[Ed. We are proud to welcome Dr. Perry Payne to the iMedicalApps team. Dr. Payne brings a keen clinical and academic perspective to our coverage of mobile health]

by: Perry W. Payne, MD, JD

Teenage smoking is an old, persistent public health problem with about 20% of teens smoking today, but the National Cancer Institute (NCI) thinks that it has a new way to help teens quit: texting.

In an effort to tap into what all parents of teenagers know is the main mode of communication for teenagers these days, NCI recently introduced a new smoking cessation support program called Smokefree TXT. The initiative is viewed as a key component of the US Department of Health and Human Services’ efforts to create mobile health programs that improve the health of Americans.

In addition, this program comes just in time for any New Year’s resolutions by teens and their parents to curb a habit which is well known as a cause of multiple health problems.

What is Smokefree TXT?

Smokefree TXT is a free, twenty four hour service that provides teens who are trying to quit smoking with encouragement, advice, and tips to support their efforts. It is managed by the National Cancer Institute and paid for by American taxpayers. When teens sign up for the service, they are provided a quit date.

Teens receive various useful messages from that point on. On the website for Smokefree TXT, teens are told by the writers of the website that “We’re NOT going to tell you what to do.” The goal appears to be helping teens take control of their health. The text messages they receive are likely to empower them and counter any messages that promote teen smoking. Teens who continue the service until their quit date will continue receiving messages for up to six weeks.

NCI indicates that this cessation support during the first few weeks beyond quitting is important based on existing research. What’s not clear from the information provided by NCI is how teens can stop the messages if they decide not to quit or if the messages are not actually helping them or worse harming them in some way.

How can a teen sign up?

Teens as young as 13 years of age can sign up for the free service in two ways: online at teen.smokefree.gov and by texting QUIT to iQUIT (47848). Along with SmokeFree TXT, teens can also sign up for cessation information using a variety of social networking tools (i.e. Twitter, Facebook, etc.) on the website.

NCI is also releasing a smartphone application called QuitSTARTin early 2012 which will be an interactive guide that provides cessation information for teens, tracks cravings, and monitors quit attempts. When teens sign up for Smokefree TXT, they agree to a terms of service and privacy policy which do not mention their parents.

Will it Work?
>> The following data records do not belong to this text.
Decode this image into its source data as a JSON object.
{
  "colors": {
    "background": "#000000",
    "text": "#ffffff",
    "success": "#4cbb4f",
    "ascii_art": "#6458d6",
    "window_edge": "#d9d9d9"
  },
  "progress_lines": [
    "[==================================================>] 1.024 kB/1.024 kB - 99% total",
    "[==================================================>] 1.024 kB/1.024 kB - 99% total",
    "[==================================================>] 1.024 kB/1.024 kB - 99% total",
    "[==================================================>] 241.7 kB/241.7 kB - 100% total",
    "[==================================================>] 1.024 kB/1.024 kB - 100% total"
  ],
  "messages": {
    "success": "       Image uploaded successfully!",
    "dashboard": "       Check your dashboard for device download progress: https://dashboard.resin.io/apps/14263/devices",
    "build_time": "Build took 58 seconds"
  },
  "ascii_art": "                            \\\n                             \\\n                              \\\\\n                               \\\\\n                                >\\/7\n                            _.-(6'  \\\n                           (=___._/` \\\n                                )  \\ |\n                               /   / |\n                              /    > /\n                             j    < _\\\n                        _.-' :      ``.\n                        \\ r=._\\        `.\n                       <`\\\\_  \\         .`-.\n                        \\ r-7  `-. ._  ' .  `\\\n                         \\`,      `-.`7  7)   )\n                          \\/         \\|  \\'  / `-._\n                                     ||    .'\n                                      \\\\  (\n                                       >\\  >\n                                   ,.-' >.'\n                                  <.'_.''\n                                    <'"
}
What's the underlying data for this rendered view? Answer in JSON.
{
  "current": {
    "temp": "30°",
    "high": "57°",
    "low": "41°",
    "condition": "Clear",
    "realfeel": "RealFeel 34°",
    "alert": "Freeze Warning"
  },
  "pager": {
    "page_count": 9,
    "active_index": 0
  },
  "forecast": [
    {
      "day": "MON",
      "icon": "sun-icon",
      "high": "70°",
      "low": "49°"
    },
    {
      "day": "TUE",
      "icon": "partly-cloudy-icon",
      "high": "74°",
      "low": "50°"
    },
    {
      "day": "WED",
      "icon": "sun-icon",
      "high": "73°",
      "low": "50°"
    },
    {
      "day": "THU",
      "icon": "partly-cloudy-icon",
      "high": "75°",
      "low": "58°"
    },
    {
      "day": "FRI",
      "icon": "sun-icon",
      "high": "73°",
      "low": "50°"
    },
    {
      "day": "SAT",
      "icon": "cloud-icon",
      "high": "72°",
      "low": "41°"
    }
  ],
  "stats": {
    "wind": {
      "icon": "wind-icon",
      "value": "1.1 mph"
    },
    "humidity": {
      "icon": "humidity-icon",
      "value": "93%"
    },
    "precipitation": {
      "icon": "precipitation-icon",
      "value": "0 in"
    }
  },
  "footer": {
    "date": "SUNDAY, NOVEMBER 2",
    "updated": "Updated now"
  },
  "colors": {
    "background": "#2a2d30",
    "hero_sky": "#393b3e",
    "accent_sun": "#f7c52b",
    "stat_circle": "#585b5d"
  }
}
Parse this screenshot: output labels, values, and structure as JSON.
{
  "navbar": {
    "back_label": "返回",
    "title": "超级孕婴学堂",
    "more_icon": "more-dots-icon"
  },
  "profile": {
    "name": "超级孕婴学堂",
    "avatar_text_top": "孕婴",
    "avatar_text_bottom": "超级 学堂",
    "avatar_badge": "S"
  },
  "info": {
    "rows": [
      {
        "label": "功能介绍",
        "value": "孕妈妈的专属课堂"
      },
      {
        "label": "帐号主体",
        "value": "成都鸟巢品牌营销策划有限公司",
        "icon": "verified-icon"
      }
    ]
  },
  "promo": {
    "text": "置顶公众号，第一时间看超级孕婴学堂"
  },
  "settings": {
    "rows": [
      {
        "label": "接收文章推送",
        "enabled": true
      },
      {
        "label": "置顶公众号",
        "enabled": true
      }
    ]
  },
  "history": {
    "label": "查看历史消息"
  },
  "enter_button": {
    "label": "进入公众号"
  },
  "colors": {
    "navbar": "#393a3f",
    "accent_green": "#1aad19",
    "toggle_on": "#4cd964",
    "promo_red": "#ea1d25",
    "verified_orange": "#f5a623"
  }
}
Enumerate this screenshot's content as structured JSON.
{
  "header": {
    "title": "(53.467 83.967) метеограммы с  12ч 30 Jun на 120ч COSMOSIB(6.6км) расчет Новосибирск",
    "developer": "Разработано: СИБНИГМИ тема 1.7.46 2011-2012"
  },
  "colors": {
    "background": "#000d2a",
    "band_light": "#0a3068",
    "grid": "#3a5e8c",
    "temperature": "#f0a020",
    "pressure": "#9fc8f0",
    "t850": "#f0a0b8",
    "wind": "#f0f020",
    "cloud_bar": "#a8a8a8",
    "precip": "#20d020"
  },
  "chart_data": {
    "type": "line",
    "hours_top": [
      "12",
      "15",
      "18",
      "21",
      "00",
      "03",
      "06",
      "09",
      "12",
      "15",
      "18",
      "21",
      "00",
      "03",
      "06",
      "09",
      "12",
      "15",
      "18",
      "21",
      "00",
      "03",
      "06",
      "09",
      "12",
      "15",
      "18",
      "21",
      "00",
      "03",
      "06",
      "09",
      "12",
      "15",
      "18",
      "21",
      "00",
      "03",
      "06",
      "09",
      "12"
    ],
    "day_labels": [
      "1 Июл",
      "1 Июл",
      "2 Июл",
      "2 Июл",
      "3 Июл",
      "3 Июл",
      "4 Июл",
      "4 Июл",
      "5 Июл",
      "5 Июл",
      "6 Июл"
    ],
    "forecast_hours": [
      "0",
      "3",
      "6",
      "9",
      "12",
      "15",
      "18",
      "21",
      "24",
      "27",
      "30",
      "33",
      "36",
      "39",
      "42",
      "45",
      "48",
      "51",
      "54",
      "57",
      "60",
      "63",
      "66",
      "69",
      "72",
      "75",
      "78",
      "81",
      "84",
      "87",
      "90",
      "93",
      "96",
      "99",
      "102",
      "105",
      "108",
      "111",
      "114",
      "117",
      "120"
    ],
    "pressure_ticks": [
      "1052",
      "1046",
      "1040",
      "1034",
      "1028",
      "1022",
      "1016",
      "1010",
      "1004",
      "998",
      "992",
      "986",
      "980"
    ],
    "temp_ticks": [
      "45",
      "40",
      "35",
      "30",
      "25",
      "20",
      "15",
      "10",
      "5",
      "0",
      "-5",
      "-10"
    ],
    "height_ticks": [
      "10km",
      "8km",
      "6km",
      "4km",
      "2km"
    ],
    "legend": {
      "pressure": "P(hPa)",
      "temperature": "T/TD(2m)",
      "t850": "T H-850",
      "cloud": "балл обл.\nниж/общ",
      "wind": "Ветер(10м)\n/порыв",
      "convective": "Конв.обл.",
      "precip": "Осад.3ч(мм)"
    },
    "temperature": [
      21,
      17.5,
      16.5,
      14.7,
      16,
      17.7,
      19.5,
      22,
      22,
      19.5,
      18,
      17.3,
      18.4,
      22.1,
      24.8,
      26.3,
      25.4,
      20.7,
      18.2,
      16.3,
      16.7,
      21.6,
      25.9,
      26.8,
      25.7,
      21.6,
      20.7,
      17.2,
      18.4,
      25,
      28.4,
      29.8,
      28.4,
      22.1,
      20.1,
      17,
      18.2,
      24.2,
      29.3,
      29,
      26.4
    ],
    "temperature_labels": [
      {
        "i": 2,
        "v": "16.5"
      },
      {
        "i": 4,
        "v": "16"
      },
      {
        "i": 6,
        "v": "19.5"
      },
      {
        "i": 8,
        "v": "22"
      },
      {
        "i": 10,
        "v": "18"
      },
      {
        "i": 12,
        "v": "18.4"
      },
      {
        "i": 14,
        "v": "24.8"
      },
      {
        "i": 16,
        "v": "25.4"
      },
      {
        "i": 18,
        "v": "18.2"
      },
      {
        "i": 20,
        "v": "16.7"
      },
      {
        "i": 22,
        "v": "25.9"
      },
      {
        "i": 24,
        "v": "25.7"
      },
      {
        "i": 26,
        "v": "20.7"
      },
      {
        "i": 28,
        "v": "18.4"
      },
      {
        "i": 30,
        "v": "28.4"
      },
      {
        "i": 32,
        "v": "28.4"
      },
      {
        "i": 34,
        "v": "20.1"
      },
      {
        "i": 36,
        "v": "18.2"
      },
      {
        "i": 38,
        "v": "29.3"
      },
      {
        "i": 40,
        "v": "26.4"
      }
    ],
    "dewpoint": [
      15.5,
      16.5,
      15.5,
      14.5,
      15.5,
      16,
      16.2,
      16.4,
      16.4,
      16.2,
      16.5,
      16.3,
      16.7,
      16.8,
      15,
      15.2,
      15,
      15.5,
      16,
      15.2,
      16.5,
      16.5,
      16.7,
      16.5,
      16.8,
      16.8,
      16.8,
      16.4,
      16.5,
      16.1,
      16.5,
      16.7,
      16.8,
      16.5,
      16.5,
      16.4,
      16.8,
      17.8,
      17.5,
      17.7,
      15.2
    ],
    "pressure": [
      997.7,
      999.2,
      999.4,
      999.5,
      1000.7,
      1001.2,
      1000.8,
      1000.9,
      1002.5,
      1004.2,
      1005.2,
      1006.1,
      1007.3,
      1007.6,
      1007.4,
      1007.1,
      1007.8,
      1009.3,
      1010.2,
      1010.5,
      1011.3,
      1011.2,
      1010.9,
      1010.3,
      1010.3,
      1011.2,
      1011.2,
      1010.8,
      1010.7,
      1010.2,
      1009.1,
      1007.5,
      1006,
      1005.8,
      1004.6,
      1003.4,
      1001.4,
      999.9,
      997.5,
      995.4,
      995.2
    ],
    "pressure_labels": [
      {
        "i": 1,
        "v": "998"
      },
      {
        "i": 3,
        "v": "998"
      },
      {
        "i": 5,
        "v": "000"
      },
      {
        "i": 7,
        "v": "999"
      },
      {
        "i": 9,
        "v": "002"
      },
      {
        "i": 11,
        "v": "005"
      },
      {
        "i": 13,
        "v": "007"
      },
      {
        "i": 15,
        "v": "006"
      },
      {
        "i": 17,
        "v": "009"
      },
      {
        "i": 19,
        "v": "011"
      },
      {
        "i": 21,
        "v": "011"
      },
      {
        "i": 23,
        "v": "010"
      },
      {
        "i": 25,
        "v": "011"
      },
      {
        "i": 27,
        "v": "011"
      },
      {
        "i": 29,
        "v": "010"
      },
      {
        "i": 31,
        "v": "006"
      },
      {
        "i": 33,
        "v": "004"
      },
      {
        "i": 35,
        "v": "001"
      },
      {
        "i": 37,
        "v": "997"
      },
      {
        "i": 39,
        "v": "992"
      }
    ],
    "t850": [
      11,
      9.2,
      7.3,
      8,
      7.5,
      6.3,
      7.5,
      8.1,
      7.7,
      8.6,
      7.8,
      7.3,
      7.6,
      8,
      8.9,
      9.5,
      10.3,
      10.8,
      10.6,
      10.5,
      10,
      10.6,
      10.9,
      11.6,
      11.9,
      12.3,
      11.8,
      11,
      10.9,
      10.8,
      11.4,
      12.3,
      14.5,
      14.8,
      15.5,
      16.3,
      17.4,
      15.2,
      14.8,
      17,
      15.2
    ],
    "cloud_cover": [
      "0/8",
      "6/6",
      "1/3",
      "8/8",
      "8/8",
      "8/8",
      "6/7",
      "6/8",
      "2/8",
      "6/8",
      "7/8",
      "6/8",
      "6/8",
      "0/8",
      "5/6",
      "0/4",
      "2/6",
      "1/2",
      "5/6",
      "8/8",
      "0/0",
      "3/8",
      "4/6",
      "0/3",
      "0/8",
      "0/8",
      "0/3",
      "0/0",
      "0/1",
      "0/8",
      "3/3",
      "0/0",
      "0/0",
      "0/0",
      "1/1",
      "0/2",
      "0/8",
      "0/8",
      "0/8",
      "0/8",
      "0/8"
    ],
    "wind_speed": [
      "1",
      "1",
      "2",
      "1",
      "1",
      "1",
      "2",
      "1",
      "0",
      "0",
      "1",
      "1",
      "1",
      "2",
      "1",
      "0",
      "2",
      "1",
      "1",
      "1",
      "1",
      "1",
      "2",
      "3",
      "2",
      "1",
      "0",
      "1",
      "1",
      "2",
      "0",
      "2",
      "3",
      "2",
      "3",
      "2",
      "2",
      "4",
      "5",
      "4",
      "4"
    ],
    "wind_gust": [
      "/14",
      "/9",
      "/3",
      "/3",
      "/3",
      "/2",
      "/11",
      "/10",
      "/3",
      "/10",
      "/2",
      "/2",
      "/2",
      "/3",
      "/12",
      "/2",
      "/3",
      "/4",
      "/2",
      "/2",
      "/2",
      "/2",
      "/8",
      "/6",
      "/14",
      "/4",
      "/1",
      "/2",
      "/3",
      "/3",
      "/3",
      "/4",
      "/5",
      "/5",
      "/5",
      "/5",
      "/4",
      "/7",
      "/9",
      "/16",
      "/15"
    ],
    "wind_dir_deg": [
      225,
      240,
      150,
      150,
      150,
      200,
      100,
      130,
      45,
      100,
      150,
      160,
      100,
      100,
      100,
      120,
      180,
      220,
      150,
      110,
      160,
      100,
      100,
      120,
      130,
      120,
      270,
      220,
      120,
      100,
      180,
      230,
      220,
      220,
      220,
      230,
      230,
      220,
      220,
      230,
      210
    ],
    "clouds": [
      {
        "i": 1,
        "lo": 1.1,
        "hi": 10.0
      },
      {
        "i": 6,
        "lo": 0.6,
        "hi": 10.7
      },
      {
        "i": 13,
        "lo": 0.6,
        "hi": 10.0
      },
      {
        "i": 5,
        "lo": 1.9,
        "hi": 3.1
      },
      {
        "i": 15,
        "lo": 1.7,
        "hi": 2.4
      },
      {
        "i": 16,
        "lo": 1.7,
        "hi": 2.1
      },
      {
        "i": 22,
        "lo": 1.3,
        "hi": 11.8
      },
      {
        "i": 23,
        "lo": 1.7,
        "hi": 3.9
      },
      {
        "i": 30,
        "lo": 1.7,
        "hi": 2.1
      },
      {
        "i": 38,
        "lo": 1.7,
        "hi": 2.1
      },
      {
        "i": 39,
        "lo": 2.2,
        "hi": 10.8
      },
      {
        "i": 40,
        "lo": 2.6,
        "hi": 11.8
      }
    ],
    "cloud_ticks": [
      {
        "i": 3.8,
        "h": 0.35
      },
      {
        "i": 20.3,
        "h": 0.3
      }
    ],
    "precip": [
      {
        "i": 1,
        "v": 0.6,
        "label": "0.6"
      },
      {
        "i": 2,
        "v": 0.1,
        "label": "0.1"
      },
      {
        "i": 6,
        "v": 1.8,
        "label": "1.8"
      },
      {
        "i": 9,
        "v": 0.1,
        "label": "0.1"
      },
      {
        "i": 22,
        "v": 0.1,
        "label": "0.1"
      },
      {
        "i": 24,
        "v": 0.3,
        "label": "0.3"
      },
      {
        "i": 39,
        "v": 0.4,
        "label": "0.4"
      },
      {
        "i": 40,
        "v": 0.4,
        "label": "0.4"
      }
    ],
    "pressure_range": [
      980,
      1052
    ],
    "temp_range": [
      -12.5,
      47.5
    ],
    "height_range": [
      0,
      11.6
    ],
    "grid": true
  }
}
The potential of Smokefree TXT making a dent in the smoking prevalence for teens is unclear. The NCI cites no research studies to support this service in their press release. In addition, the iMedicalApps Team conducted a quick search of MEDLINE using the terms “cessation support and teen” and found only 1 article from New Zealand focused on teens calling a quit line. By contrast, “cessation support” alone yielded 148 references.

There are numerous questions raised by this service.

  • Will it be useful for lower income teens who are less likely to have unlimited texting plans, but much more likely to smoke?
  • How should it be marketed to teens?
  • Who do they text their questions to?
  • Since the teens are minors, what role do their parents play in signing them up for the service and will this inhibit their use of it?

These and other questions could be addressed by a good evaluation of this service. Whether that will occur remains to be seen. Much could be learned by this effort if the NCI evaluates it well. However, without such an evaluation and with virtually no prior studies, the evidentiary basis appears to be weak at best for this type of intervention but it may still be useful given the high level of cell phone use among teens. In 2008, teens texted an average of 2,272 text messages per month according to the NY Times.

Should physicians recommend it?

Whether physicians should recommend this or not seems to be a clinical judgment call. There is no clear evidence to support the intervention, but for teens who need more support than they currently have, the advice is coming from a reputable source that is using the best evidence available to help teens. In addition, the tool costs nothing (beyond the cell phone plan) and given the lack of cheap alternatives to curb smoking, this may be worth a try.